NASA officials said the clock, about the size of a toaster-oven, will operate for a year in space. They added that in the near-future, the technology will also be used to make gravitational measurements.

Reports said the deep space atomic clock, built by the Jet Propulsion Laboratory in California, will measure how long it takes for a signal to travel from one point to another and that information can enable a spacecraft to find out its exact location. According to the Jet Propulsion Laboratory, the deep space atomic clock is similar to the GPS found in the smartphone. “Atomic clocks aboard satellites enable your phone’s Global Positioning System (GPS) application to get you from point A to point B by calculating where you are on Earth, based on the time it takes the signal to travel from the satellite to your phone.” The deep space atomic clock is described as an advanced prototype of a space-flight suitable, mercury-ion atomic clock that can provide an unprecedented frequency and time stability in a space-qualified clock.

However, spacecraft don’t have GPS to help them find their way in deep space. Experts explain that space navigation teams entirely rely on atomic clocks on Earth for their location data. Since the beginning of space exploration, space navigators used star sightings, precise timing and radio communications to invent the new science of space navigation.

The Jet Propulsion Laboratory explained that the deep space atomic clock on a spacecraft would allow it to receive a signal from Earth and determine its location immediately using an onboard navigation system. It said the atomic clock has to be incredibly precise to be used for this kind of navigation. “A clock that is off by even a single second could mean the difference between landing on Mars and missing it by miles. In ground tests, the deep space atomic clock proved to be up to 50 times more stable than atomic clocks on GPS satellites,” it said.

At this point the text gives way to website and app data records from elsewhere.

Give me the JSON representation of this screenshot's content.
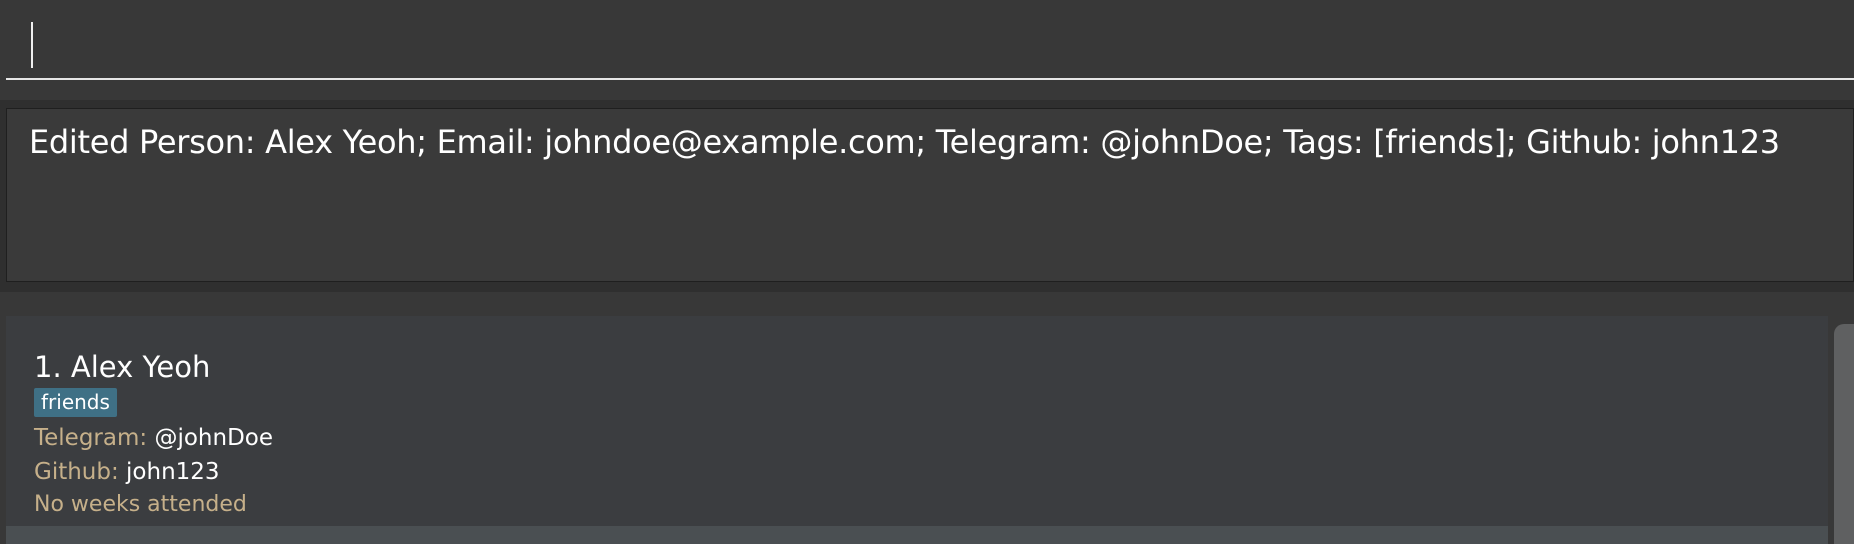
{
  "command_box": {
    "value": ""
  },
  "result_display": {
    "message": "Edited Person: Alex Yeoh; Email: johndoe@example.com; Telegram: @johnDoe; Tags: [friends]; Github: john123"
  },
  "person_list": {
    "items": [
      {
        "index_name": "1. Alex Yeoh",
        "tags": [
          "friends"
        ],
        "telegram_label": "Telegram:",
        "telegram_value": "@johnDoe",
        "github_label": "Github:",
        "github_value": "john123",
        "weeks_text": "No weeks attended"
      }
    ]
  },
  "colors": {
    "background": "#383838",
    "tag_background": "#3f7085",
    "label_color": "#c6b08a",
    "text_color": "#ffffff"
  }
}
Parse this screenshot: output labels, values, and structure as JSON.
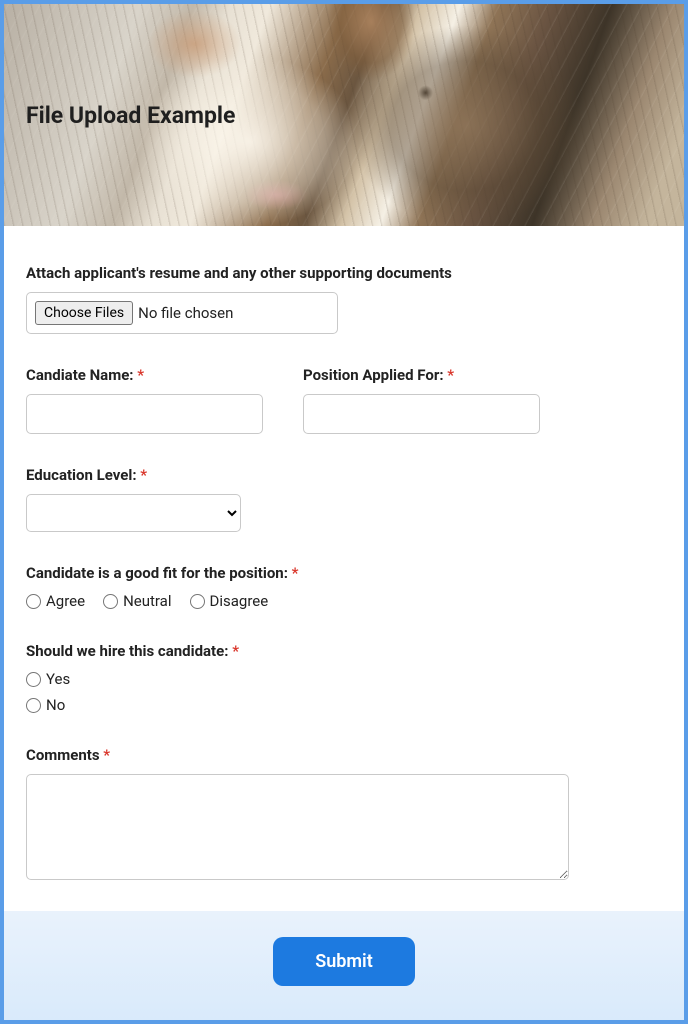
{
  "header": {
    "title": "File Upload Example"
  },
  "upload": {
    "label": "Attach applicant's resume and any other supporting documents",
    "button": "Choose Files",
    "status": "No file chosen"
  },
  "name": {
    "label": "Candiate Name:",
    "value": ""
  },
  "position": {
    "label": "Position Applied For:",
    "value": ""
  },
  "education": {
    "label": "Education Level:",
    "value": ""
  },
  "fit": {
    "label": "Candidate is a good fit for the position:",
    "options": {
      "agree": "Agree",
      "neutral": "Neutral",
      "disagree": "Disagree"
    }
  },
  "hire": {
    "label": "Should we hire this candidate:",
    "options": {
      "yes": "Yes",
      "no": "No"
    }
  },
  "comments": {
    "label": "Comments",
    "value": ""
  },
  "submit": {
    "label": "Submit"
  },
  "asterisk": "*"
}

Experts say atoms are used in this space technology to help maintain high precision in its measurements of the quartz variations. The length of a second is measured by the frequency of light released by specific atoms. The deep space atomic clock uses mercury ions.